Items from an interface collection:
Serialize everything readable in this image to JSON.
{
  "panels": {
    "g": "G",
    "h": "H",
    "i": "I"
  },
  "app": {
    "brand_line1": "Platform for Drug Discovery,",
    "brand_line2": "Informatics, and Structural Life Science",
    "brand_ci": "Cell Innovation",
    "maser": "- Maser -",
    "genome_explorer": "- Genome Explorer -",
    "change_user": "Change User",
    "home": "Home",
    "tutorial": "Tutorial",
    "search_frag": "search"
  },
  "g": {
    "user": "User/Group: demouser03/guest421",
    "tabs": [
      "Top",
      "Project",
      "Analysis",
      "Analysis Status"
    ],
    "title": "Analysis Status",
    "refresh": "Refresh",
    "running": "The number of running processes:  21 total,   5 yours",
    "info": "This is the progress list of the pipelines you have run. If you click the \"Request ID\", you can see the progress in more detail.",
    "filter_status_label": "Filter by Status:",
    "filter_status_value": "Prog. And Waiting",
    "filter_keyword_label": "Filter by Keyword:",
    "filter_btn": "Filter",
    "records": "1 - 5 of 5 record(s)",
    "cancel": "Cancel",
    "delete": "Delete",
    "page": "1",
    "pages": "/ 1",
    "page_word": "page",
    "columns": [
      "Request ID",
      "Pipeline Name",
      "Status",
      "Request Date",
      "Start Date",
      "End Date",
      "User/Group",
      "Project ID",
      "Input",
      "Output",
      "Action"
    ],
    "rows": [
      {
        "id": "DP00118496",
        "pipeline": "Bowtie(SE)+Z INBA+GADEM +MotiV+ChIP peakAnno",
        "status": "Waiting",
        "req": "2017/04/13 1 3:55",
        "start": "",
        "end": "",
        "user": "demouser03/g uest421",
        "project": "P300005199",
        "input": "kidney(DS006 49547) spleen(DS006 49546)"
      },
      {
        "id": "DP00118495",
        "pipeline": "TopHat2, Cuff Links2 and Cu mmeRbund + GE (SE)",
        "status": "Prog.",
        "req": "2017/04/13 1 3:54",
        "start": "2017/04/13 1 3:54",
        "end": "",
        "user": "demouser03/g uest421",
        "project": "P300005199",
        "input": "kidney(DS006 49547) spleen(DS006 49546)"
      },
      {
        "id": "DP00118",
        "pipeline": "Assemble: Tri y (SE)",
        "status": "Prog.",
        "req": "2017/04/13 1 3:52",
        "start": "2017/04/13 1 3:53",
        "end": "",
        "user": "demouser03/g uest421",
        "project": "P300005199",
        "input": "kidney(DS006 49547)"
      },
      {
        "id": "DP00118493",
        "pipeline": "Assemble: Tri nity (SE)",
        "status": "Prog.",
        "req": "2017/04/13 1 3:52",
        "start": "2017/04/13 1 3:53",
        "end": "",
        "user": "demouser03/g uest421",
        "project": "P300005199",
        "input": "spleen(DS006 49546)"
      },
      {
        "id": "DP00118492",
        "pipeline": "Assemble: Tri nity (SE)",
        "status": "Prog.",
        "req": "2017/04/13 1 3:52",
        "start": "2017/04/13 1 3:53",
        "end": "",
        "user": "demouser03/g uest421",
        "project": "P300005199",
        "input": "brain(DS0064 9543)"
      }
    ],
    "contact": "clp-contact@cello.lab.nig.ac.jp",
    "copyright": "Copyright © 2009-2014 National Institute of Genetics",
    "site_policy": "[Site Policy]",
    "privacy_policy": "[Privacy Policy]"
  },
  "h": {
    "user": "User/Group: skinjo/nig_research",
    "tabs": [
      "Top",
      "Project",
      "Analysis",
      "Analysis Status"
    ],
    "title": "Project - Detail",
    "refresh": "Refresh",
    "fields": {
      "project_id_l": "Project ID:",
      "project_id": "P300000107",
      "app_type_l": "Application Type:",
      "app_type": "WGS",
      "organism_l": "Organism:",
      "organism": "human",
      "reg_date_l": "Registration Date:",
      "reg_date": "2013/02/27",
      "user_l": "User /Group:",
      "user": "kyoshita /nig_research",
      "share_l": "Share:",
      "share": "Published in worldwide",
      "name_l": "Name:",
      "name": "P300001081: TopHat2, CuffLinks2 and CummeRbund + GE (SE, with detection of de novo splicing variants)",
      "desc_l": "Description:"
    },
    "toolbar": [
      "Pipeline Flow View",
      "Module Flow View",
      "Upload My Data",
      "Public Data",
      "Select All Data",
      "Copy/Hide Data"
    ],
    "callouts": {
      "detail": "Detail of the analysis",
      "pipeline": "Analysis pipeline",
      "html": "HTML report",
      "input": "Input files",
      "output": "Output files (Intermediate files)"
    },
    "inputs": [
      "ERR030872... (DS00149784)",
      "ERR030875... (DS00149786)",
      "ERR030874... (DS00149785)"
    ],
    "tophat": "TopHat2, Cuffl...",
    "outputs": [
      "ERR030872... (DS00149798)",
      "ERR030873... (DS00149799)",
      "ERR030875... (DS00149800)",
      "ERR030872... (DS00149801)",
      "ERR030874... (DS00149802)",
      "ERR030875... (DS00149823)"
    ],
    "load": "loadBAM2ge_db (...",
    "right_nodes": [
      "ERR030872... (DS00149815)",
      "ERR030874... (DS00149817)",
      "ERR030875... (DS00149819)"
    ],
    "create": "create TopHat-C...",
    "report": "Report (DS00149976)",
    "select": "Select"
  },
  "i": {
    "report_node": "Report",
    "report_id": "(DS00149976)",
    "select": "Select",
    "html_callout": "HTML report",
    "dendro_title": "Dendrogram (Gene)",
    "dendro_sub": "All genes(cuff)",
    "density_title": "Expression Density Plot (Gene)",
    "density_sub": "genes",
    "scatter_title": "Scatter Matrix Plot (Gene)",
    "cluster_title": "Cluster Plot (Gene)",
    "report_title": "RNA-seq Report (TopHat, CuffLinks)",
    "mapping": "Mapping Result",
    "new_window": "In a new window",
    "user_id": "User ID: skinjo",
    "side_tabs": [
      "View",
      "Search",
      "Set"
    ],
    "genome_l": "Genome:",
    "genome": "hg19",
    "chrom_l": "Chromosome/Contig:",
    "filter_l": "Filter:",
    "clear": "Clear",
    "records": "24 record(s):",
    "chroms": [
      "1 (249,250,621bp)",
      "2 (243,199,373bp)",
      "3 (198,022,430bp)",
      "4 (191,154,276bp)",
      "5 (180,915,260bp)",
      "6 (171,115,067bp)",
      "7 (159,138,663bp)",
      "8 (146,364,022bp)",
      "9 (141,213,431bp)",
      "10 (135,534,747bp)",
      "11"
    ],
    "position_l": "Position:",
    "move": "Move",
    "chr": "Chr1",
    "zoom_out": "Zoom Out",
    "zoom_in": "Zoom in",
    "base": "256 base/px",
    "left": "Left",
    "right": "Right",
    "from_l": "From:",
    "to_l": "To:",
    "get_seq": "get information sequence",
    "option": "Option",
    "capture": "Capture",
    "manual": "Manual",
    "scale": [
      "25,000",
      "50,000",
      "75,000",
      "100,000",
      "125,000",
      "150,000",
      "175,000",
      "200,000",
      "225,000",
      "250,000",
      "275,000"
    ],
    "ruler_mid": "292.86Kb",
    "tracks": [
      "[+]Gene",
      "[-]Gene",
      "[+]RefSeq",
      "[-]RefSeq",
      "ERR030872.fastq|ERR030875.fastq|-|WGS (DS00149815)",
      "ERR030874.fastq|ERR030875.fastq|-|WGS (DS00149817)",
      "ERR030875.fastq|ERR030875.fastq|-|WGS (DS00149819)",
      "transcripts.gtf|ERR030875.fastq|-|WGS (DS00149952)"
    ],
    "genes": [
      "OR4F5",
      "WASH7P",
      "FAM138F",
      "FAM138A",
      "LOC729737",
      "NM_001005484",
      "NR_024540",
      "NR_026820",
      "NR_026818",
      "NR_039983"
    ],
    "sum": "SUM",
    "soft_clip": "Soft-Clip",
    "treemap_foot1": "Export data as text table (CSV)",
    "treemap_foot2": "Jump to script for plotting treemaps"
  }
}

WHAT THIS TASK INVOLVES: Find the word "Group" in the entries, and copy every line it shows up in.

ANSWER SECTION:
    "user": "User/Group: demouser03/guest421",
      "User/Group",
    "user": "User/Group: skinjo/nig_research",
      "user_l": "User /Group:",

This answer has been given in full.